• **INFORMATION GIVEN**
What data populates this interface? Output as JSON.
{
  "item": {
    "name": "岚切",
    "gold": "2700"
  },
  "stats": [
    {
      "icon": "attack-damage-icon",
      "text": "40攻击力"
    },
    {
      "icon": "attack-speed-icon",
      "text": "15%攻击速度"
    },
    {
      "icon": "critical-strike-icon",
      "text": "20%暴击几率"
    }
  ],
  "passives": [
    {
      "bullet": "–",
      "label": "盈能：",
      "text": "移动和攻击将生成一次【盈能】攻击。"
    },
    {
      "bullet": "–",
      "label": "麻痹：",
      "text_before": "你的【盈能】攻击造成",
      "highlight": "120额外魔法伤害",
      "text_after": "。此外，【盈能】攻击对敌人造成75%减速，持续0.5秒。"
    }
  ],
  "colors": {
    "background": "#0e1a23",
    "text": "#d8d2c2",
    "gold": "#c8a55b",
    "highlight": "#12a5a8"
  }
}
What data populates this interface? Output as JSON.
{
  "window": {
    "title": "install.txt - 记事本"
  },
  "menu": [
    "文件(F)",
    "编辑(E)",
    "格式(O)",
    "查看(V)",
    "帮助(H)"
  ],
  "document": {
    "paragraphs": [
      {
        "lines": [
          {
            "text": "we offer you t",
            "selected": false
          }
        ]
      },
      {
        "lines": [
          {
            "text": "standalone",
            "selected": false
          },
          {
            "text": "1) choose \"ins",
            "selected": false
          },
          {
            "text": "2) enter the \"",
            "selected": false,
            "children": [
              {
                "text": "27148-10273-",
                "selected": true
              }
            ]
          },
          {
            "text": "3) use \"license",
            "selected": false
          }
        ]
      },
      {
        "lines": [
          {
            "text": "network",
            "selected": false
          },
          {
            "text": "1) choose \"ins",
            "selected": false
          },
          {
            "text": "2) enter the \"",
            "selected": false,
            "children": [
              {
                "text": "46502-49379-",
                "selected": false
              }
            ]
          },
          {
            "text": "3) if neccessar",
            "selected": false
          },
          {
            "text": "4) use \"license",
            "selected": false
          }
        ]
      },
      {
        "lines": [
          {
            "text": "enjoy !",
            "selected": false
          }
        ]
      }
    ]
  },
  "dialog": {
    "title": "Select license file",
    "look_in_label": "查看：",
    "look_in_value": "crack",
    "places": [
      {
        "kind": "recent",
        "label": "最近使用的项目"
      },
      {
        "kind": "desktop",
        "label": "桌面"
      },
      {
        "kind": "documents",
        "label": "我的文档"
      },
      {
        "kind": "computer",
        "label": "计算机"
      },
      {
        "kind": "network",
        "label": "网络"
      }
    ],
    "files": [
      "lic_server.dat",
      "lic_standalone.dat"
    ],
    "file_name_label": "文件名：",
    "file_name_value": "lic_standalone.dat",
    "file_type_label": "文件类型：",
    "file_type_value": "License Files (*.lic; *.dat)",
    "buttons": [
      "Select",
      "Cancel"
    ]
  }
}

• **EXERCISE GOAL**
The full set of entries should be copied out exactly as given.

• **SOLUTION FOR THIS PROBLEM**
What data populates this interface? Output as JSON.
{
  "item": {
    "name": "岚切",
    "gold": "2700"
  },
  "stats": [
    {
      "icon": "attack-damage-icon",
      "text": "40攻击力"
    },
    {
      "icon": "attack-speed-icon",
      "text": "15%攻击速度"
    },
    {
      "icon": "critical-strike-icon",
      "text": "20%暴击几率"
    }
  ],
  "passives": [
    {
      "bullet": "–",
      "label": "盈能：",
      "text": "移动和攻击将生成一次【盈能】攻击。"
    },
    {
      "bullet": "–",
      "label": "麻痹：",
      "text_before": "你的【盈能】攻击造成",
      "highlight": "120额外魔法伤害",
      "text_after": "。此外，【盈能】攻击对敌人造成75%减速，持续0.5秒。"
    }
  ],
  "colors": {
    "background": "#0e1a23",
    "text": "#d8d2c2",
    "gold": "#c8a55b",
    "highlight": "#12a5a8"
  }
}
What data populates this interface? Output as JSON.
{
  "window": {
    "title": "install.txt - 记事本"
  },
  "menu": [
    "文件(F)",
    "编辑(E)",
    "格式(O)",
    "查看(V)",
    "帮助(H)"
  ],
  "document": {
    "paragraphs": [
      {
        "lines": [
          {
            "text": "we offer you t",
            "selected": false
          }
        ]
      },
      {
        "lines": [
          {
            "text": "standalone",
            "selected": false
          },
          {
            "text": "1) choose \"ins",
            "selected": false
          },
          {
            "text": "2) enter the \"",
            "selected": false,
            "children": [
              {
                "text": "27148-10273-",
                "selected": true
              }
            ]
          },
          {
            "text": "3) use \"license",
            "selected": false
          }
        ]
      },
      {
        "lines": [
          {
            "text": "network",
            "selected": false
          },
          {
            "text": "1) choose \"ins",
            "selected": false
          },
          {
            "text": "2) enter the \"",
            "selected": false,
            "children": [
              {
                "text": "46502-49379-",
                "selected": false
              }
            ]
          },
          {
            "text": "3) if neccessar",
            "selected": false
          },
          {
            "text": "4) use \"license",
            "selected": false
          }
        ]
      },
      {
        "lines": [
          {
            "text": "enjoy !",
            "selected": false
          }
        ]
      }
    ]
  },
  "dialog": {
    "title": "Select license file",
    "look_in_label": "查看：",
    "look_in_value": "crack",
    "places": [
      {
        "kind": "recent",
        "label": "最近使用的项目"
      },
      {
        "kind": "desktop",
        "label": "桌面"
      },
      {
        "kind": "documents",
        "label": "我的文档"
      },
      {
        "kind": "computer",
        "label": "计算机"
      },
      {
        "kind": "network",
        "label": "网络"
      }
    ],
    "files": [
      "lic_server.dat",
      "lic_standalone.dat"
    ],
    "file_name_label": "文件名：",
    "file_name_value": "lic_standalone.dat",
    "file_type_label": "文件类型：",
    "file_type_value": "License Files (*.lic; *.dat)",
    "buttons": [
      "Select",
      "Cancel"
    ]
  }
}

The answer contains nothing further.